immunity and privilege extended to the Governor will not impair
or whittle down the powers of the police to investigate the
criminal case registered against other accused who cannot claim
such privilege and in the process, record statement of the
petitioner, if required. We say so because the immunity in Article
361 (2) or 361 (3) does not extend to recording of statement of
the Head of a State by the police in connection with
investigation of a crime, if it is so essential. The police, however,
must take all salutary precautions and observe circumspection
while recording statement of the petitioner in the course of
investigation, so that the majesty of the office of the Governor of
the State is not undermined in any manner.

W.P. No.3346/2015
62

61.

The petitioner through counsel has assured that he would extend

complete cooperation in such investigation, but the police must eschew


from resorting to coercive action of any kind against the petitioner,
such as ordering his appearance in the police station or compulsory
subjecting him to any interrogation. In our opinion, during the
investigation, if any verification of facts are required to be done from
the petitioner, the Head of the investigating team (ADGP) must
accompany the Investigating Officer, so as to ensure that due care and
diligence is observed to uphold the majesty of the office of the
Governor and it is not undermined in any manner.
62.

As a result, we allow this petition and direct effacement of the

name of petitioner as accused No.10 from the impugned First


Information Report (Annexure P-1) with liberty to the police to proceed
in the matter against the remaining accused named in the FIR or any
other person found to be involved in the commission of the alleged
offence in accordance with law and with further liberty to proceed
against the petitioner if necessary, after he ceases to be the Governor of
the State.
63.

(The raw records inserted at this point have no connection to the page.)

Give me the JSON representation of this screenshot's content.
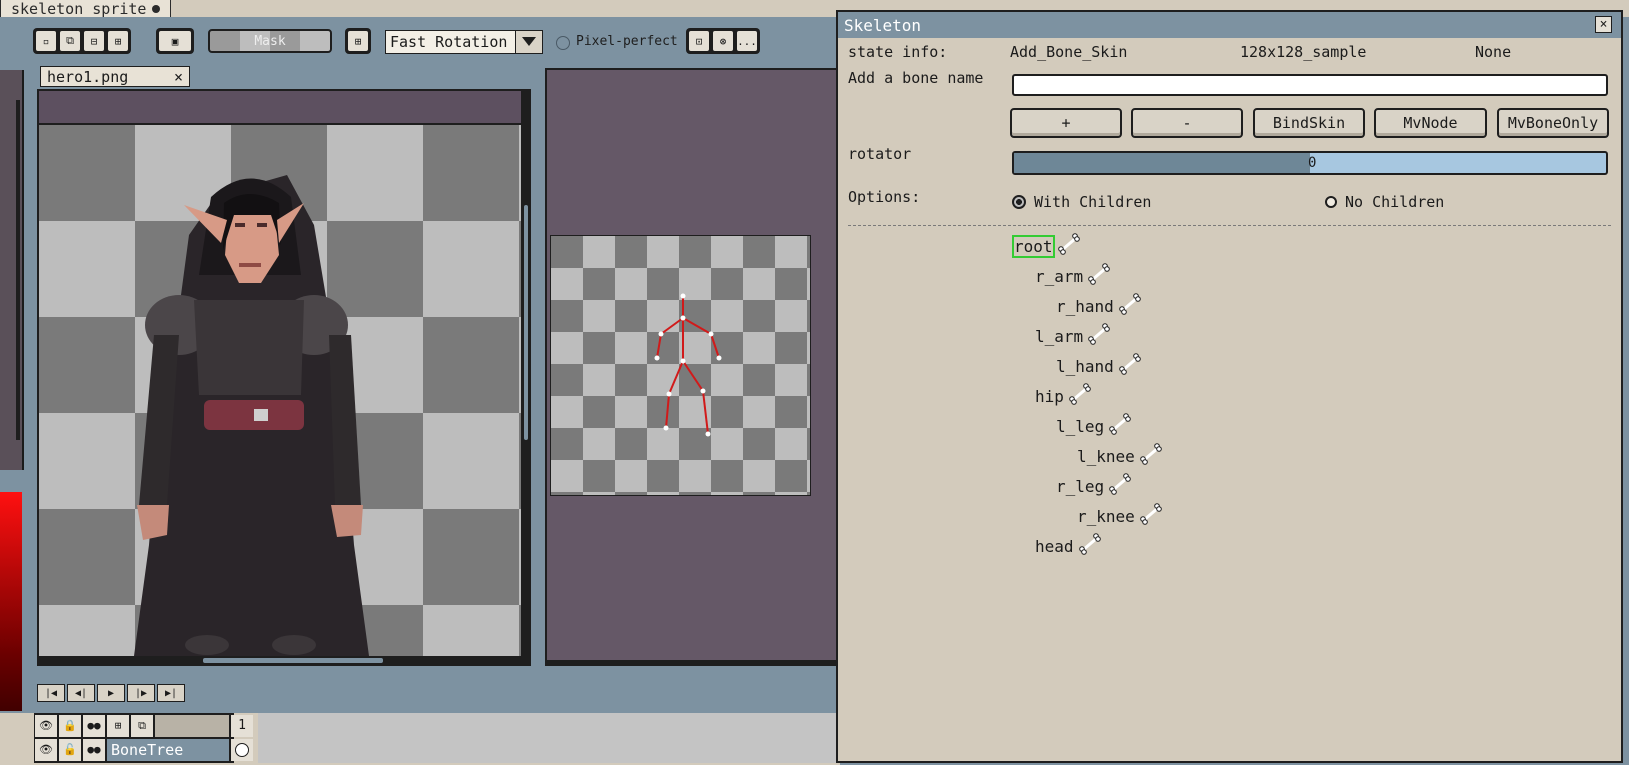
{
  "tab": {
    "title": "skeleton_sprite"
  },
  "toolbar": {
    "mask_label": "Mask",
    "rotation_mode": "Fast Rotation",
    "pixel_perfect_label": "Pixel-perfect",
    "more_label": "..."
  },
  "sprite": {
    "filename": "hero1.png",
    "close": "×"
  },
  "timeline": {
    "frame_number": "1",
    "layers": [
      {
        "name": ""
      },
      {
        "name": "BoneTree"
      }
    ]
  },
  "skeleton": {
    "title": "Skeleton",
    "close": "×",
    "state_info_label": "state info:",
    "state_info_values": [
      "Add_Bone_Skin",
      "128x128_sample",
      "None"
    ],
    "add_bone_label": "Add a bone name",
    "add_bone_value": "",
    "buttons": [
      "+",
      "-",
      "BindSkin",
      "MvNode",
      "MvBoneOnly"
    ],
    "rotator_label": "rotator",
    "rotator_value": "0",
    "rotator_fraction": 0.5,
    "options_label": "Options:",
    "option_with": "With Children",
    "option_without": "No Children",
    "selected_option": "With Children",
    "bones": [
      {
        "name": "root",
        "depth": 0,
        "selected": true
      },
      {
        "name": "r_arm",
        "depth": 1
      },
      {
        "name": "r_hand",
        "depth": 2
      },
      {
        "name": "l_arm",
        "depth": 1
      },
      {
        "name": "l_hand",
        "depth": 2
      },
      {
        "name": "hip",
        "depth": 1
      },
      {
        "name": "l_leg",
        "depth": 2
      },
      {
        "name": "l_knee",
        "depth": 3
      },
      {
        "name": "r_leg",
        "depth": 2
      },
      {
        "name": "r_knee",
        "depth": 3
      },
      {
        "name": "head",
        "depth": 1
      }
    ]
  },
  "colors": {
    "panel_bg": "#d3cbbc",
    "title_bar": "#7d92a1",
    "preview_bg": "#655867",
    "bone_line": "#d11a1a",
    "selection": "#33cc33"
  }
}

Petition disposed of accordingly.


(A.M. Khanwilkar)
Chief Justice

AM.

(Rohit Arya)
Judge